That year I was literally in survival mode. I had lost my dad, I was very aware that I could lose my husband and I had every reason to believe that my own life hung in the balance. So I did the only thing I could think to do: I handled each problem as it arose. My husband likes to refer to this as “aiming for the 50 meter target”, by the way, meaning that you “shoot” the target that’s closest to you before shooting the targets behind it.
I made plans and drew up legal documents for who would raise my children if my husband and I were to both die. I enrolled my three-year-old in full time day care, even though I stayed home every day, simply because I needed the breaks. I accepted every offer of help anyone made and I learned to ask, beg even, for more help. Finally, I cut out every unnecessary thing and every person who did not add value to my life. I kept only the things in my life that brought me strength and joy. It was a horrible year, but there were some very good times, too. And, I did finally get the biopsy and learned, thankfully, that the spot was benign.
I think sometimes life throws impossible situations at us — times when all of our normal coping mechanisms are doomed to fail. I think these situations exist for two reasons: 1) to make us grow and 2) to make us rely on things outside of ourselves. For me, my faith in God and my friendships carried me through that year. I would never want to repeat that year, but I’m actually grateful for all that I went through because of the lessons I learned and the strength and sense of accomplishment that come from endurance and survival.
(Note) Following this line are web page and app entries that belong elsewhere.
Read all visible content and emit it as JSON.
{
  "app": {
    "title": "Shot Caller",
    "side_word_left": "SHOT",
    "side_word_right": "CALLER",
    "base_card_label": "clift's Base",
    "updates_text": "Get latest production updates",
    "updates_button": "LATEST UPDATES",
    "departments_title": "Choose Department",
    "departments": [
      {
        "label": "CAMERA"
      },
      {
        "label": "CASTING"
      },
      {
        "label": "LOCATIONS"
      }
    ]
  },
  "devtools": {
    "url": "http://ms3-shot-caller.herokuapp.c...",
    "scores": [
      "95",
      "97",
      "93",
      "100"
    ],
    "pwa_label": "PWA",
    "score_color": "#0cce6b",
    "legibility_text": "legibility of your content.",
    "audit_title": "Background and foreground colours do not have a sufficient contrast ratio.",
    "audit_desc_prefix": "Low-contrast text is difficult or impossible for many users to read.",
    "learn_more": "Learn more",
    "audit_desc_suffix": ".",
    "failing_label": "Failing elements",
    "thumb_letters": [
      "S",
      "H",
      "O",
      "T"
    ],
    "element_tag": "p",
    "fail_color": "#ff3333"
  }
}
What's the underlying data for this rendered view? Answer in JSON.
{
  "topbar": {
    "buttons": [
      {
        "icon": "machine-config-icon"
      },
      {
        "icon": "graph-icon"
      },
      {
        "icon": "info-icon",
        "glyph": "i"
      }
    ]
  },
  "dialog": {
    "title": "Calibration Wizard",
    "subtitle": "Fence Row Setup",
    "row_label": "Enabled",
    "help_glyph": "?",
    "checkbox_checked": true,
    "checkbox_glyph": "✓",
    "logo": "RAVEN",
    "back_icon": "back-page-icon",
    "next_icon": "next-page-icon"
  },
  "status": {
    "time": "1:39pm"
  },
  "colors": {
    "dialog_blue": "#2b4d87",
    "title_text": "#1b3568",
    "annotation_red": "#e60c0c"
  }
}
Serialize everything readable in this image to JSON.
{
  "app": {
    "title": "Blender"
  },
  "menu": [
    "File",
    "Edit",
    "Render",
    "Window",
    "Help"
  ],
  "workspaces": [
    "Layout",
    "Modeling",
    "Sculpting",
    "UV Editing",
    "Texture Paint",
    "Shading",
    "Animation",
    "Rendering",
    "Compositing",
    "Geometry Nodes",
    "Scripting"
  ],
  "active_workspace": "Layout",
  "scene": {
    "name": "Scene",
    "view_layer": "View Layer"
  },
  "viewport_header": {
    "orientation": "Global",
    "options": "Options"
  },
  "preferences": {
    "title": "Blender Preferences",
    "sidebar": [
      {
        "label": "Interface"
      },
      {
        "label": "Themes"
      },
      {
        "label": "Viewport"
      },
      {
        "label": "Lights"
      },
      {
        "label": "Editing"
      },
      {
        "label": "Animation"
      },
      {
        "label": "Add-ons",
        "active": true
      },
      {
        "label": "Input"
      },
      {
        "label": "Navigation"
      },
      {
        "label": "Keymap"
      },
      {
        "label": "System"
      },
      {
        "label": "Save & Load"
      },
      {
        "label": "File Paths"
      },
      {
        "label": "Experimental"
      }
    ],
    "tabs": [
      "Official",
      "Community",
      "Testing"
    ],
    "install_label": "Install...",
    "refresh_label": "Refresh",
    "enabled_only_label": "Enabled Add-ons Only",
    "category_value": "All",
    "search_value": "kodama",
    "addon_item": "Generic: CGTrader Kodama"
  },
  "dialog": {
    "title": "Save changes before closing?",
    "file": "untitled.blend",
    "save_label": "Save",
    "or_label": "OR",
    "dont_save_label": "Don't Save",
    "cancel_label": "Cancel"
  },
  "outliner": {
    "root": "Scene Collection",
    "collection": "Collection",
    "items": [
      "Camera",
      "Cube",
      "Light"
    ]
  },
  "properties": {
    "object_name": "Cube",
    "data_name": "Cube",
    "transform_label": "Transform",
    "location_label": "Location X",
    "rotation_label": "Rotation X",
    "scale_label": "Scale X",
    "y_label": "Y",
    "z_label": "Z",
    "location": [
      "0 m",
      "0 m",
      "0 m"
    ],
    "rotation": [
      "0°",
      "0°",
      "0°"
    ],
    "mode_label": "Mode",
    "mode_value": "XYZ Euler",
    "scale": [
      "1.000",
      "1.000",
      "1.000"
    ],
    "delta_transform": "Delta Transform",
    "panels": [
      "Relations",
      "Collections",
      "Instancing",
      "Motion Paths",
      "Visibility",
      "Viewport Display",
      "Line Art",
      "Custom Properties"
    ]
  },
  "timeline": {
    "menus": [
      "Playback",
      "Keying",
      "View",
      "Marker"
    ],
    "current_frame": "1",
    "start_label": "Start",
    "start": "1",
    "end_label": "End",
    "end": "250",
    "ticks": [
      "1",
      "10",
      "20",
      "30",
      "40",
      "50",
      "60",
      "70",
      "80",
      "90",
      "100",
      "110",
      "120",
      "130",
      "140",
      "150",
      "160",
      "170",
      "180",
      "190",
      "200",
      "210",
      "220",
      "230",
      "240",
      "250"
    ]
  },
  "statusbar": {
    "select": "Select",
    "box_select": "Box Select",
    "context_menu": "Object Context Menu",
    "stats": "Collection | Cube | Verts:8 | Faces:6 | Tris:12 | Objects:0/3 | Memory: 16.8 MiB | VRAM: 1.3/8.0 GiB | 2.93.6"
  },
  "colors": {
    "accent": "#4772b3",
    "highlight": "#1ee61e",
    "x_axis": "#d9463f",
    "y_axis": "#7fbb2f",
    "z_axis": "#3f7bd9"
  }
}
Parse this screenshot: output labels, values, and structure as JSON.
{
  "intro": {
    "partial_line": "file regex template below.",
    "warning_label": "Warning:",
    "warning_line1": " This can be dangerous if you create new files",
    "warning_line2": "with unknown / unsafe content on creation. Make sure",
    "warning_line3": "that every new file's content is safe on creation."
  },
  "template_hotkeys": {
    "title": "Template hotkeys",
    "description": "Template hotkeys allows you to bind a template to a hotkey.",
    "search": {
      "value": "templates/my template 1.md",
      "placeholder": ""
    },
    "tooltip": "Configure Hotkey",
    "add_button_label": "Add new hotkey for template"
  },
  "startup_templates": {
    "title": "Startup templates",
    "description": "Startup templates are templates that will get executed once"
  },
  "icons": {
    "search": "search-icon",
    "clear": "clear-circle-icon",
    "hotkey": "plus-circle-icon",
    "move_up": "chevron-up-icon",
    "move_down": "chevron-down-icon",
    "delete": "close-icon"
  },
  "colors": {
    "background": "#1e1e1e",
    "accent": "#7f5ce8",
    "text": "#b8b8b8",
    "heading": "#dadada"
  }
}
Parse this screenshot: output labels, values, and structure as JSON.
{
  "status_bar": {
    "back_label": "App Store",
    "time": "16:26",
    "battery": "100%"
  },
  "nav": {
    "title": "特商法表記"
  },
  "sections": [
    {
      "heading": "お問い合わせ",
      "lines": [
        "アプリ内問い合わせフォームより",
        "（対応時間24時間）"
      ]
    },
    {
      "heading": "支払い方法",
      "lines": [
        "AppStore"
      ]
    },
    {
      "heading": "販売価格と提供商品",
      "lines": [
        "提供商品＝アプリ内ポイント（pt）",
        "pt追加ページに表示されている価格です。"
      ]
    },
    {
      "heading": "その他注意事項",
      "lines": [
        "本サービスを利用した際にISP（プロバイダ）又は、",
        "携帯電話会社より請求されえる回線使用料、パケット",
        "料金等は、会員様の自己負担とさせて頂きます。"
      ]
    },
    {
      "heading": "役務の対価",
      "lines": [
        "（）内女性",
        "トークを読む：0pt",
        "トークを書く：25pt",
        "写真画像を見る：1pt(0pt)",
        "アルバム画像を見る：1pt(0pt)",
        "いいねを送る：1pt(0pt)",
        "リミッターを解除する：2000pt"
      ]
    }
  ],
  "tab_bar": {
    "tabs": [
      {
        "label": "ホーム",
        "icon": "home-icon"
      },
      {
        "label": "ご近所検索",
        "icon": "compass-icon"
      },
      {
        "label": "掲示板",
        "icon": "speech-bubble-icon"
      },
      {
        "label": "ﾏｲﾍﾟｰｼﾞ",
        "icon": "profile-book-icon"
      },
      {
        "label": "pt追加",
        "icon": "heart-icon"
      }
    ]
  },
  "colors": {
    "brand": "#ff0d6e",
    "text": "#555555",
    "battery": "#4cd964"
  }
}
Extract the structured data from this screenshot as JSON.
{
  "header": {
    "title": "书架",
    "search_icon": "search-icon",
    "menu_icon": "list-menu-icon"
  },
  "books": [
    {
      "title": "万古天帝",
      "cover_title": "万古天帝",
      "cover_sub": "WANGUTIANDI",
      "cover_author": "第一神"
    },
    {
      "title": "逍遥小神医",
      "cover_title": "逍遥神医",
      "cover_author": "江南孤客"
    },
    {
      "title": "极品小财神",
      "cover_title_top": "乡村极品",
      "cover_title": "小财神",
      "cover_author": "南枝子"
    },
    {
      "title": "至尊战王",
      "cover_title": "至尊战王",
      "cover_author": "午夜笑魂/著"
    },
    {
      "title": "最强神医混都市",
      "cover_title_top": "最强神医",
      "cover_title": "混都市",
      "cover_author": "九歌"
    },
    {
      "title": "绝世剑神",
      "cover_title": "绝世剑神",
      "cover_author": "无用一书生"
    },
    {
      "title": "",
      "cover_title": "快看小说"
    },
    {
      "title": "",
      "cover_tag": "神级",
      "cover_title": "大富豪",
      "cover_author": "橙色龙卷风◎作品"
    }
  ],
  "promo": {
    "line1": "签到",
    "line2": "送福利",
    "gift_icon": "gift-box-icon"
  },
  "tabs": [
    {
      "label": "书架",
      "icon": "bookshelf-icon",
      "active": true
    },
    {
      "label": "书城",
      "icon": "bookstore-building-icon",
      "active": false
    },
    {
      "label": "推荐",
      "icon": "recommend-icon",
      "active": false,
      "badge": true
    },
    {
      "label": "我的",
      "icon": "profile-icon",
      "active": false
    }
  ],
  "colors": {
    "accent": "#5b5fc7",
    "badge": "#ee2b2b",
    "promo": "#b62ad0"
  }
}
Is there some aspect of your home that makes you particularly happy?
I have a wall of framed photographs of beautiful places that I’ve taken on trips; haunting landscapes, churches, street scenes and sunsets. The pictures are carefully curated, printed to 11×14 size and beautifully framed. I love looking at those pictures. They are eye-pleasing and bring back wonderful memories, but I also take pride in knowing that I was the photographer who took them.
Have you ever been surprised that something you expected would make you very happy, didn’t – or vice versa?
Marriage and parenthood both shocked the hell out of me! I thought marriage would be like a never ending sleepover with my best friend, just non-stop fun. And I thought parenting would be just days and days of cooing over a perfect little version of me. I was not at all prepared for the many trials that followed! Both experiences are much more rewarding than I ever dreamed they would be, but I was completely unprepared for all the difficult times.
If you could pick just one picture book to give to every child at birth, what book would you pick? For me...tough choice...but I'd have to go with Maurice Sendak's Where the Wild Things Are. I wrote about this question for the New York Times blog Motherlode. What book would you pick?
If you'd to join my book group, sign up here. Each month, I recommend one happiness book, one children's-literature book, one eccentric pick. I have great ideas for next month, can't wait!